3. Pick a time to regularly meet with your partner. This doesn’t need to be written in concrete, but you want a reliable time that will consistently be available for you and your partner.
Bright and early in the morning before work and school will usually be a good option. Make some coffee if you need to make it less painful. The pleasure of reading aloud with your partner will quickly propitiate any early morning grumpiness.
With it being summertime, my partner and I are fairly open-handed on what day we will meet. We usually aim for 6 a.m. on Mondays, but are open to moving it to another day depending on the demands of the week.
4. Map out your reading plan for the entire book at the outset. Planning your reading schedule will help in a few different ways. It will prevent the completion date of the reading from being arbitrary. Knowing ahead of time when you will finish the book provides a sense of urgency to open the book up and work through a few chapters.
This will also ensure that you evenly space out your reading so that you are not reading hundreds of pages one week and only a few dozen the next. This step is especially helpful during the summer when you and your partner might be out of town on vacation. Mapping your reading ahead of time enables you to know how to work around these weeks that you will not be able to meet.
Below, you will see the Table of Contents from The King in His Beauty. Notice how I have written a date beside each major section of the book. This is the date that we will begin each new section together.
5. Meet together and start reading the assigned section aloud with your partner. When my partner and I get together, we read for an hour. We do not waste much time in small talk before or after our reading. We may highlight a few things after we have read a chapter, but for the most part, we read and nothing else.
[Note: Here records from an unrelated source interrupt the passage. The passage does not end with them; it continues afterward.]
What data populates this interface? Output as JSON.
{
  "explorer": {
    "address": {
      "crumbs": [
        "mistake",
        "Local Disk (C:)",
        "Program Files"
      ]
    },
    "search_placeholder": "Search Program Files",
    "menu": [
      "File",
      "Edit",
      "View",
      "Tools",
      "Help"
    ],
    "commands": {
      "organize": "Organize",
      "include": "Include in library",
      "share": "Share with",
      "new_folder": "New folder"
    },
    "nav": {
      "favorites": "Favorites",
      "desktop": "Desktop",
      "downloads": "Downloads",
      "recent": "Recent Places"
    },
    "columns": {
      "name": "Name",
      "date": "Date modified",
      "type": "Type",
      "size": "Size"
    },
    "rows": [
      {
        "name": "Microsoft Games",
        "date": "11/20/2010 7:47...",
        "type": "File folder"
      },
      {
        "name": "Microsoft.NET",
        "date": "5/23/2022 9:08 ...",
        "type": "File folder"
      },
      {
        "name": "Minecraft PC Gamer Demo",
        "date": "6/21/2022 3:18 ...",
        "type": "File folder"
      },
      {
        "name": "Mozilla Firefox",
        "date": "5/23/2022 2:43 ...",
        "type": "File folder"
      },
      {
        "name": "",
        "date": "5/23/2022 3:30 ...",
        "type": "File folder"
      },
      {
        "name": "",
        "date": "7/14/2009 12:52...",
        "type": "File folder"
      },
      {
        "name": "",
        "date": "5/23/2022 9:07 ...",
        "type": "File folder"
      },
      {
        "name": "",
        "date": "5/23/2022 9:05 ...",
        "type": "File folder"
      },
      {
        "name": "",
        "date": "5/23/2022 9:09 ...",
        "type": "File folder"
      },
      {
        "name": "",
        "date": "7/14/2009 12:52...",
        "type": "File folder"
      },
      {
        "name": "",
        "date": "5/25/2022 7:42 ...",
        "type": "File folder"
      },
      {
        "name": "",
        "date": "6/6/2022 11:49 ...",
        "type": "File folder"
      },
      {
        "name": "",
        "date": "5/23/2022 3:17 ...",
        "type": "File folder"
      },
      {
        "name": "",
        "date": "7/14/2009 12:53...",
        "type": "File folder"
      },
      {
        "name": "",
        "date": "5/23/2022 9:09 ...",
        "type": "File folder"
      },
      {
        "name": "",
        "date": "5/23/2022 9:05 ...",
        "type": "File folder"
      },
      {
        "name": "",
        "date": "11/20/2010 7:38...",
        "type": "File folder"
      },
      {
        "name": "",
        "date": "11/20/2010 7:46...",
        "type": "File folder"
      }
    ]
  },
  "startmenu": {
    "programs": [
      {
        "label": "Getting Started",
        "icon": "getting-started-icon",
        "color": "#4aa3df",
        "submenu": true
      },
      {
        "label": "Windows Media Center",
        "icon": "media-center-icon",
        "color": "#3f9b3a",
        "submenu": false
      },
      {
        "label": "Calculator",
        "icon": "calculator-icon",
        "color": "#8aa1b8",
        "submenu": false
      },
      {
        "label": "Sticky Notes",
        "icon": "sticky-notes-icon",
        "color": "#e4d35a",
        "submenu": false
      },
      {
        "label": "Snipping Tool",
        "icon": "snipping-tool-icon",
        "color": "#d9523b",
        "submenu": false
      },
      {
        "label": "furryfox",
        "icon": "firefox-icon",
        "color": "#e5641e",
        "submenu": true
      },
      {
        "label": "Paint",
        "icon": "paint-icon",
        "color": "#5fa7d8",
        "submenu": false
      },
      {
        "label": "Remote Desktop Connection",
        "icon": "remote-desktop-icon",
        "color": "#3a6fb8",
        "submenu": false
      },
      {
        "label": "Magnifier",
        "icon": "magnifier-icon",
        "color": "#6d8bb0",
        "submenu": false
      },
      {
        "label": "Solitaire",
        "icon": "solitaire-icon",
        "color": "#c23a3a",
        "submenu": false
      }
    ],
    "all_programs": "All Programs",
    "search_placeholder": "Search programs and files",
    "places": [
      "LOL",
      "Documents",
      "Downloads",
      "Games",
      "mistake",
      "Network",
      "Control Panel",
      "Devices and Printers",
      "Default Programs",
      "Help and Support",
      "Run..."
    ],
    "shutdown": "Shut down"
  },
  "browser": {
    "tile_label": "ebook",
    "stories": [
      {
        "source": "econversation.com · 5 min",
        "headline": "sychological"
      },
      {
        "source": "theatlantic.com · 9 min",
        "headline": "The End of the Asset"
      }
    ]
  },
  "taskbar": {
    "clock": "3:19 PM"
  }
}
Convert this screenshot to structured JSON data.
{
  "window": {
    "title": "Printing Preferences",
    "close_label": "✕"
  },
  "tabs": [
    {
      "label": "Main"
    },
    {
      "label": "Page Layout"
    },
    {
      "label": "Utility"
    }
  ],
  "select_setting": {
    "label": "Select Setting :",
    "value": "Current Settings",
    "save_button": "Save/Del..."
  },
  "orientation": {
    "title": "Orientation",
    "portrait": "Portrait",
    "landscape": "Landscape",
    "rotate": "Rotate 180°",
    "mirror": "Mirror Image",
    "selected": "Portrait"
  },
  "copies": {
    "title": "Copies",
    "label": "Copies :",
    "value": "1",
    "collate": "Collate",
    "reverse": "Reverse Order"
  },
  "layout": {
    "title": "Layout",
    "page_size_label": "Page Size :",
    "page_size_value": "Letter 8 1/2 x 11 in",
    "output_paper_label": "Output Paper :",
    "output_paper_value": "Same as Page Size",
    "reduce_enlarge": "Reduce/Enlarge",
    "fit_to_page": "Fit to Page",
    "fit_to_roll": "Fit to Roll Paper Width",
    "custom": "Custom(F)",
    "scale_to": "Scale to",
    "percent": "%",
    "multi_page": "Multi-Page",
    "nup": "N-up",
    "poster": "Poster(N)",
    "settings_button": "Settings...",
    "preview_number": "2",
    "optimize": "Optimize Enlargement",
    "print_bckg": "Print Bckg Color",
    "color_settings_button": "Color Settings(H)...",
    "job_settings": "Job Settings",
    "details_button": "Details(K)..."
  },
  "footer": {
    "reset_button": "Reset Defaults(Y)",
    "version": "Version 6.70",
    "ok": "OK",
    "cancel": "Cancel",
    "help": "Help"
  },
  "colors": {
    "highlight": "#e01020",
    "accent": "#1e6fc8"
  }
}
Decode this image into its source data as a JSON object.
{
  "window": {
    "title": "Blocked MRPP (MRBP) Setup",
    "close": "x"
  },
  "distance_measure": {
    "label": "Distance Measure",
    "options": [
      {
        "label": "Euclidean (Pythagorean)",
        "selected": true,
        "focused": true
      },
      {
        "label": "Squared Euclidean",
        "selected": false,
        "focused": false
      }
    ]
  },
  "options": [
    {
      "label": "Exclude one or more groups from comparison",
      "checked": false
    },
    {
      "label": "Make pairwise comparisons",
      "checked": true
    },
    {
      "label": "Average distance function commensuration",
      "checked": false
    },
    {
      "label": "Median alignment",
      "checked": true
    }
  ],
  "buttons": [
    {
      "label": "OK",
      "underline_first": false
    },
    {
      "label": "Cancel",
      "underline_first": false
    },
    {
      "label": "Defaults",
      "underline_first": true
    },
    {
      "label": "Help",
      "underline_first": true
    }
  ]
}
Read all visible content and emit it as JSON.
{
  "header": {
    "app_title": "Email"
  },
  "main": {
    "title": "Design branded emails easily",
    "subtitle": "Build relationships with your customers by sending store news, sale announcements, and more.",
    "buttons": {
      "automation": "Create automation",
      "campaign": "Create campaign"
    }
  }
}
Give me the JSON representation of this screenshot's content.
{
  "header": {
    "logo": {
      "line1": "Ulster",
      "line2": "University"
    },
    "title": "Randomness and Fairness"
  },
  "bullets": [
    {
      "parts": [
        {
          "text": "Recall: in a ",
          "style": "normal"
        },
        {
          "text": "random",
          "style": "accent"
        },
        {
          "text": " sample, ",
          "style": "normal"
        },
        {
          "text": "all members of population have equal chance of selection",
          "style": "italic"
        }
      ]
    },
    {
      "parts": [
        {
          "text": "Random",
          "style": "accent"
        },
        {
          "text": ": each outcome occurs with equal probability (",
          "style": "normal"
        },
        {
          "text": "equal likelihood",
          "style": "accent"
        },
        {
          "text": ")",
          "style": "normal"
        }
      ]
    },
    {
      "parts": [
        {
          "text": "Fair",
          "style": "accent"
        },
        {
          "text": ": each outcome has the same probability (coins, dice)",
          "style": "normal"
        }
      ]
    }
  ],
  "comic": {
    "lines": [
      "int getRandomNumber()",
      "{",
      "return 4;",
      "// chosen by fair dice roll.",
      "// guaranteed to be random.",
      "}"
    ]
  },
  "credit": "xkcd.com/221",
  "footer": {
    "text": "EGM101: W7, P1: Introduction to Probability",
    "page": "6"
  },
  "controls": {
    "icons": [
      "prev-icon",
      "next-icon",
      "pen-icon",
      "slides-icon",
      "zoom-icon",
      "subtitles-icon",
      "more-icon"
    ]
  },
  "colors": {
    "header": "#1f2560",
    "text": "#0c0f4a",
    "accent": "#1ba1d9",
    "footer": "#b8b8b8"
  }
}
We want to knock out as many pages together out loud as possible. The more you read out loud together, the less you have to read on your own.
The method we use to read aloud together is to alternate pages: I read one page. He reads the next. When we come to the end of a page, we finish whatever sentence we are on and let the other one pick up from there.
Nothing fancy here. Read a page. Take a break. Repeat.
6. Read the rest of the assigned section as homework. When your time together comes to an end, you need to set a page number as the place you will begin to read aloud when you meet back up with your partner. This short-term finish line should coincide with the long-term plan you mapped out in Step 4.
Agreeing on the next goal together gives you a firm plan for reading on your own over the next few days. It provides a clear idea of how much time you are going to need to dedicate to get to the next checkpoint.
I have actually found that if you pick a good enough book, the hard part is not getting to the checkpoint. The difficult thing is to not read ahead and to wait for the day you meet back with your partner.
7. Repeat steps 5 & 6 until the book is complete. When you map out your plan ahead of time and stick to it, it might surprise you how fast you can finish a rather lengthy book.
My partner and I started our 736 page wonder at the end of May, and we plan to complete the last section before the end of July.
A few months ago, when I went to a pastor’s conference on the topic of evangelism, I did not expect to come across such a helpful takeaway in regards to reading lengthy books. Reading this worthy book with a reliable partner has already been a worthwhile endeavor for me.
I hope that some of you might try your own adaptation of this reading method I picked up from Pastor Derek Thomas. There’s still plenty of time in the summer to knock out that book on your list that you never dreamed you would actually finish.
I would love to hear some of your thoughts and plans. Are there any methods that you have used to help you finish some rather lengthy books? What’s the longest book that you read just for fun that you have ever finished?